Description of the task:
Locate all lines in the data below that hold "JSON" and show them.

Data shown:

Segment Open

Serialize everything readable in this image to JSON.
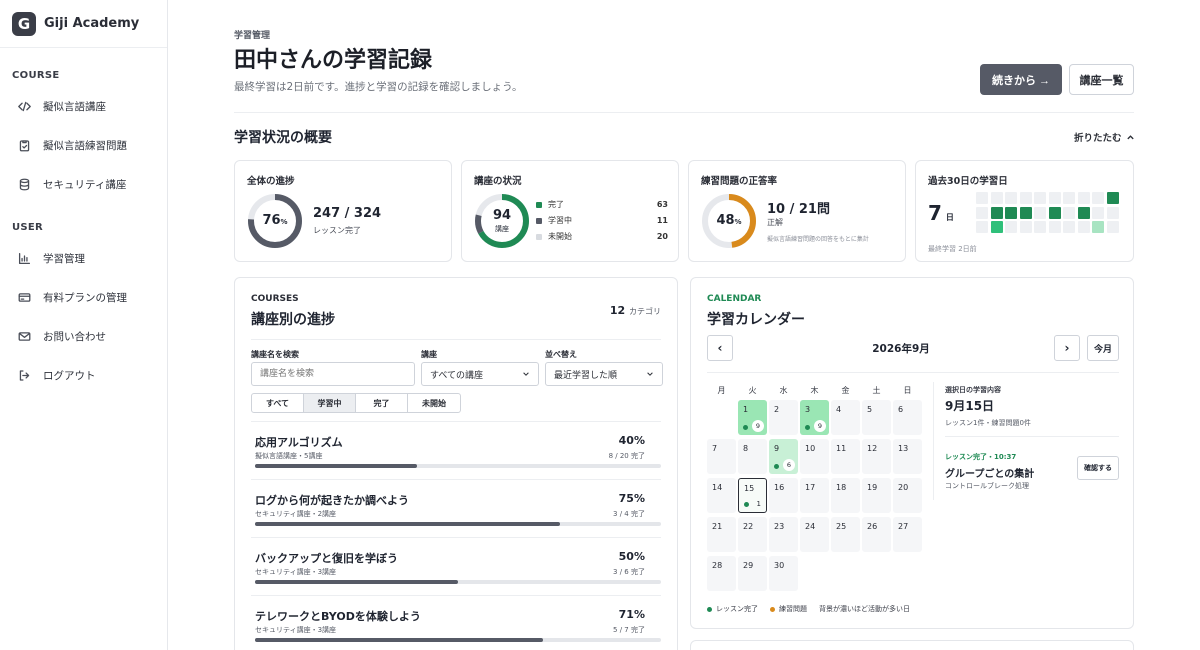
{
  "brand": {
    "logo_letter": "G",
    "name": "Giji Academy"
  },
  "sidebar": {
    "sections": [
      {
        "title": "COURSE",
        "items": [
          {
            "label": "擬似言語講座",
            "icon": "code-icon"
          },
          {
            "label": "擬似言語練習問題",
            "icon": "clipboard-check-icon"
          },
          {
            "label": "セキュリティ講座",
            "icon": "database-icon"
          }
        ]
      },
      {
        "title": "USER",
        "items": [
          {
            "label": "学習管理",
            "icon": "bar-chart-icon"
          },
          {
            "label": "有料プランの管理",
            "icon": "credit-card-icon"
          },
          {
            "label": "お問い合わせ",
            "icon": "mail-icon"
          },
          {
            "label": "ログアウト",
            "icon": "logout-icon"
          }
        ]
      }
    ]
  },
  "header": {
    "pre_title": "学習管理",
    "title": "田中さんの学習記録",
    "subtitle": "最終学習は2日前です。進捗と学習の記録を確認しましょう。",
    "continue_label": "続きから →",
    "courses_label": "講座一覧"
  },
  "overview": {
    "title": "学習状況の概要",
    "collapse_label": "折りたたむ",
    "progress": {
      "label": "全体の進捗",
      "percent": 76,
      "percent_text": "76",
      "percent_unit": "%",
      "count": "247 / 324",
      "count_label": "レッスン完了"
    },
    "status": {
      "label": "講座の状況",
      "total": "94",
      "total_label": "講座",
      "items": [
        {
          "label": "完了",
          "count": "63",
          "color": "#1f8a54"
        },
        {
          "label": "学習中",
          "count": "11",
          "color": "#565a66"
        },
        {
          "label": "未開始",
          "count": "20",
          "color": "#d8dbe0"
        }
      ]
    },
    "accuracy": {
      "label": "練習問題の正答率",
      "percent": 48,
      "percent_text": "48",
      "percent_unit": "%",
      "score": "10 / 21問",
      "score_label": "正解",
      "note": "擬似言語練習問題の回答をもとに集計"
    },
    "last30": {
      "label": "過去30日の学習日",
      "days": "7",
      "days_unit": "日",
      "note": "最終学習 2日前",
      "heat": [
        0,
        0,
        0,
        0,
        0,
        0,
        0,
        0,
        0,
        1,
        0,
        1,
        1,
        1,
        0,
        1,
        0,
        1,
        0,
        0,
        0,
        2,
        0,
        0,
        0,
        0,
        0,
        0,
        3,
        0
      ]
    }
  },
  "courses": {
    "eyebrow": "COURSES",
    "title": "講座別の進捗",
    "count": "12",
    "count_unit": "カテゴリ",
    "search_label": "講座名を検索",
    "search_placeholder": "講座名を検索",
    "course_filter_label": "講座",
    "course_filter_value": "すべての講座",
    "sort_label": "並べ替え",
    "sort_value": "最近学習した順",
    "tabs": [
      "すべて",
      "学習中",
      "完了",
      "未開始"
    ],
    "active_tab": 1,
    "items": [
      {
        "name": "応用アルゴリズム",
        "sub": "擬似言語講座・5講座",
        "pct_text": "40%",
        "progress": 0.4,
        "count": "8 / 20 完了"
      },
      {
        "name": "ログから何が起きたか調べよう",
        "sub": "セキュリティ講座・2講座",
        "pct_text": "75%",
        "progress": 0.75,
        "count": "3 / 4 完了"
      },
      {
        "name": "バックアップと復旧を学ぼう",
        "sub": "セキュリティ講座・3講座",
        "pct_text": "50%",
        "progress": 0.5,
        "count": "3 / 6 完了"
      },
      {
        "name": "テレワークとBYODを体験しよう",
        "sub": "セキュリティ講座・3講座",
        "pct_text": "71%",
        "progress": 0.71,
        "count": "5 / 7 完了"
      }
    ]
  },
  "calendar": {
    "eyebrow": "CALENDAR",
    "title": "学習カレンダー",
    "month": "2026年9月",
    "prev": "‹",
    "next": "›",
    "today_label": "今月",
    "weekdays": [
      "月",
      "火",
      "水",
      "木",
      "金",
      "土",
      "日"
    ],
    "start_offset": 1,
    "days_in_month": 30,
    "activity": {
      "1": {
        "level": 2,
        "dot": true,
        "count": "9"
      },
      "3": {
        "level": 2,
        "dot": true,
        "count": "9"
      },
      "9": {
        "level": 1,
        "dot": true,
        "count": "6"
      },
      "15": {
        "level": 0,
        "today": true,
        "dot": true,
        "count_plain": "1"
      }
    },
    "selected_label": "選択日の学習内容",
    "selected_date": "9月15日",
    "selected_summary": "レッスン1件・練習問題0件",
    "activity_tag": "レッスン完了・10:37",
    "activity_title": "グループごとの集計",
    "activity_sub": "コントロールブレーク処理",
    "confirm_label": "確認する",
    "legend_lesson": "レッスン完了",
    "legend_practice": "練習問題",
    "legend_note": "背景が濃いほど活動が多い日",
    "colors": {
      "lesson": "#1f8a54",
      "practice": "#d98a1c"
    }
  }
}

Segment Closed
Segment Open

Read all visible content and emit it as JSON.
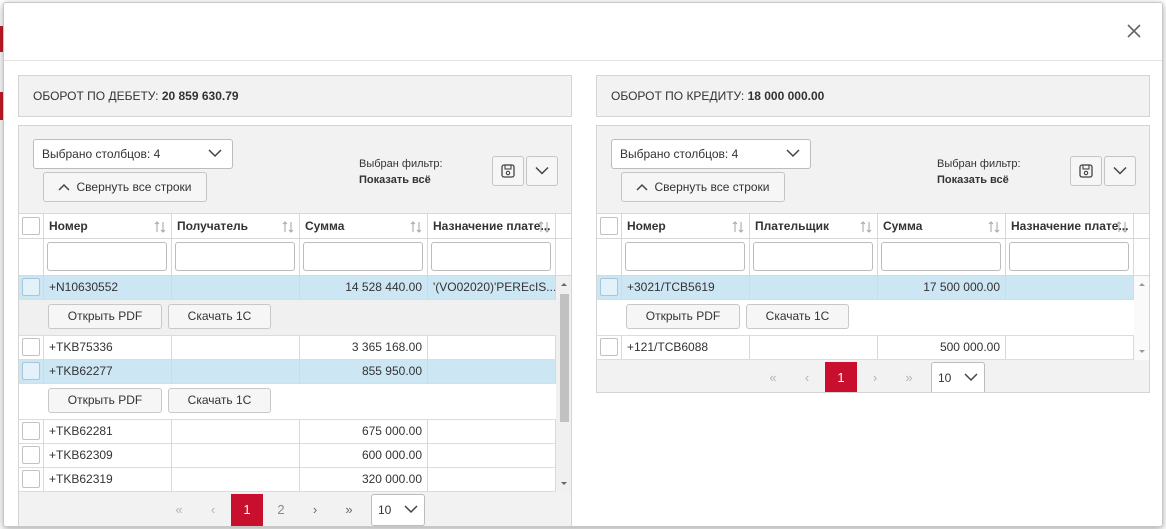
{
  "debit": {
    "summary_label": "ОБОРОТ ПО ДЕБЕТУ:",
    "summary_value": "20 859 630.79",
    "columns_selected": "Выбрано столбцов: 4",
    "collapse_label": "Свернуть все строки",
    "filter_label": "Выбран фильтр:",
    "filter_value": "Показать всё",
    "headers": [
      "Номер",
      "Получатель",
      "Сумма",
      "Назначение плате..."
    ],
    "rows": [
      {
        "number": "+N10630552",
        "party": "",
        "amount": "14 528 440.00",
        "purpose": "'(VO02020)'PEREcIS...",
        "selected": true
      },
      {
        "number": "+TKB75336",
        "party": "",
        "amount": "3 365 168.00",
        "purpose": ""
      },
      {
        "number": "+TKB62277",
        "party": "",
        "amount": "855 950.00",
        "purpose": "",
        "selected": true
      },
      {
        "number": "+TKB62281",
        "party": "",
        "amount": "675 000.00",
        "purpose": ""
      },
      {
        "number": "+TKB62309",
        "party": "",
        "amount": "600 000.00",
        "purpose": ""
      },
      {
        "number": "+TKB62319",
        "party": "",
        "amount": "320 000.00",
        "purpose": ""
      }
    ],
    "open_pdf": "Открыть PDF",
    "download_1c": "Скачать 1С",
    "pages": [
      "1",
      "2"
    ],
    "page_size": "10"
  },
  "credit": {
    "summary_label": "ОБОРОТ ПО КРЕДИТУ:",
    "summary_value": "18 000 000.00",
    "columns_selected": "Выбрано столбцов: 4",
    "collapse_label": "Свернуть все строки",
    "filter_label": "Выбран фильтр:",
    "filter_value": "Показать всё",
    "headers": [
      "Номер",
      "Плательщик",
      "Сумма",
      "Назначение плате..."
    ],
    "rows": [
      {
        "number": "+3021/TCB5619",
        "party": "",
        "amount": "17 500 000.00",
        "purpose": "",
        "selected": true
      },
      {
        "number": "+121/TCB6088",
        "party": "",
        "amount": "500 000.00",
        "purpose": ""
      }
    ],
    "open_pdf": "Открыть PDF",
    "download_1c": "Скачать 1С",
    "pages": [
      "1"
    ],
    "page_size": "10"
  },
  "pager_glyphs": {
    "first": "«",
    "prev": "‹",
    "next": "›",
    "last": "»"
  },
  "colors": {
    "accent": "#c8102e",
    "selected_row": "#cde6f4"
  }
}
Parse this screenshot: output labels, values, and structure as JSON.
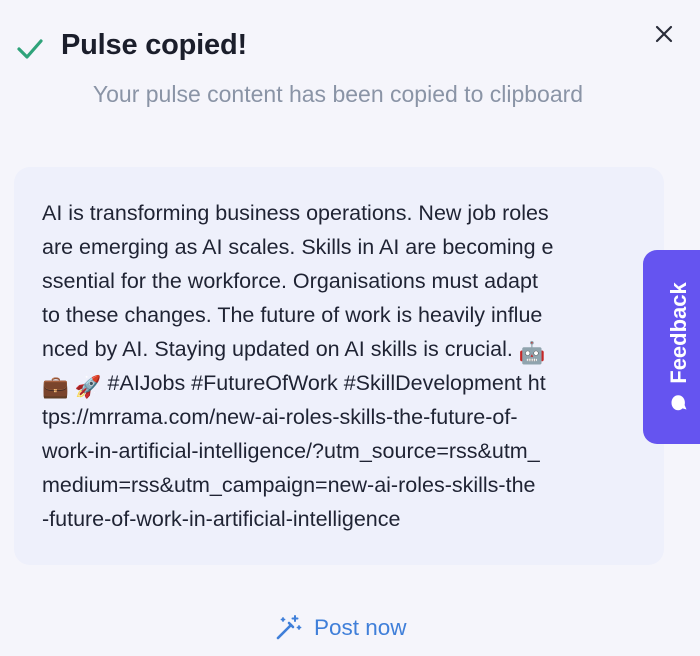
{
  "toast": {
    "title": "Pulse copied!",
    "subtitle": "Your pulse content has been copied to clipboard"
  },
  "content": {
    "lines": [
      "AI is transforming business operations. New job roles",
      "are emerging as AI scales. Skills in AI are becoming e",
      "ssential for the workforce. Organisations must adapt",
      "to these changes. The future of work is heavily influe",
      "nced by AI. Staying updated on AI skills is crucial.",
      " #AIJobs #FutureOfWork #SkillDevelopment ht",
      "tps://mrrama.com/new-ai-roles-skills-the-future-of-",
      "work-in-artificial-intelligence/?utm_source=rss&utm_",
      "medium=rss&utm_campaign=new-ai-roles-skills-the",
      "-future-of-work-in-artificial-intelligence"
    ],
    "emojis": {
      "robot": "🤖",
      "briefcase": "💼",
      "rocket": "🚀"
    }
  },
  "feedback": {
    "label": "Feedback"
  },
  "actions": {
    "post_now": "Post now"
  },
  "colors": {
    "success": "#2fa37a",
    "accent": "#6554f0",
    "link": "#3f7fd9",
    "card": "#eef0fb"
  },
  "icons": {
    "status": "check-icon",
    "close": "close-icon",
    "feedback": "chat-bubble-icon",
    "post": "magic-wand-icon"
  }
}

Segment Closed
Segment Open

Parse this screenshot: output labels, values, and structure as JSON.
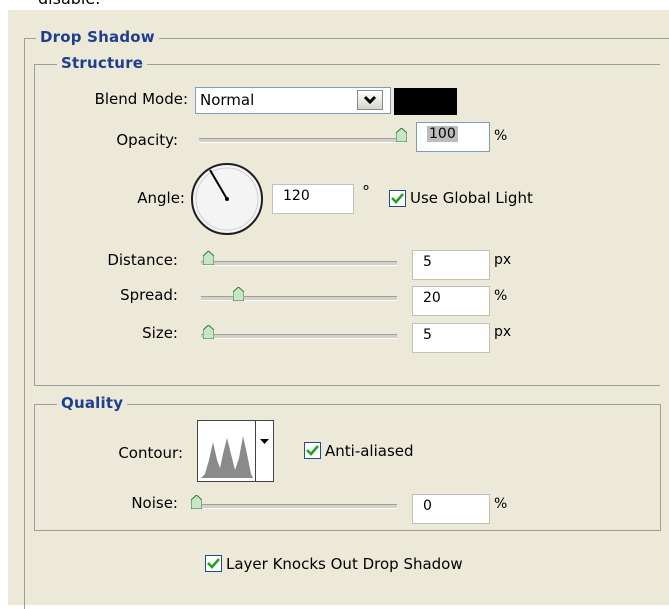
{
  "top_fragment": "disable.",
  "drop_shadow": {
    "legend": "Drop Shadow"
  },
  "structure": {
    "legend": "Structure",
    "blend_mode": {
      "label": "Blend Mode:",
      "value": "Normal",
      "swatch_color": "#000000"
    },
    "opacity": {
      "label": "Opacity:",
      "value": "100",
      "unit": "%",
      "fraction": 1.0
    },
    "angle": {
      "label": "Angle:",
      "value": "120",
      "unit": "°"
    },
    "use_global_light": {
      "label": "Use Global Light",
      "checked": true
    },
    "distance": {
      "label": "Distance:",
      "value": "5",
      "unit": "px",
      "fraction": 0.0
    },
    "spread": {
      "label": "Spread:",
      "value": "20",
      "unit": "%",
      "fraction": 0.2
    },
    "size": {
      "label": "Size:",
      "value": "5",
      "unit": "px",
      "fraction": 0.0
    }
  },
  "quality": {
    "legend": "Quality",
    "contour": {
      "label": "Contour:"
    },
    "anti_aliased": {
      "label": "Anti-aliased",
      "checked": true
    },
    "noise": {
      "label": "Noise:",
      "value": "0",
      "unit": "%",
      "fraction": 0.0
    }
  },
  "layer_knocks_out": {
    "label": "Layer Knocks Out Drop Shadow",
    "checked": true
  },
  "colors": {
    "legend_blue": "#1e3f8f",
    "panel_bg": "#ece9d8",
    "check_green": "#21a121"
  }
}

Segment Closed

The answer:
Serialize everything readable in this image to JSON.
Read all visible content and emit it as JSON.
Parse this screenshot: output labels, values, and structure as JSON.
Parse this screenshot: output labels, values, and structure as JSON.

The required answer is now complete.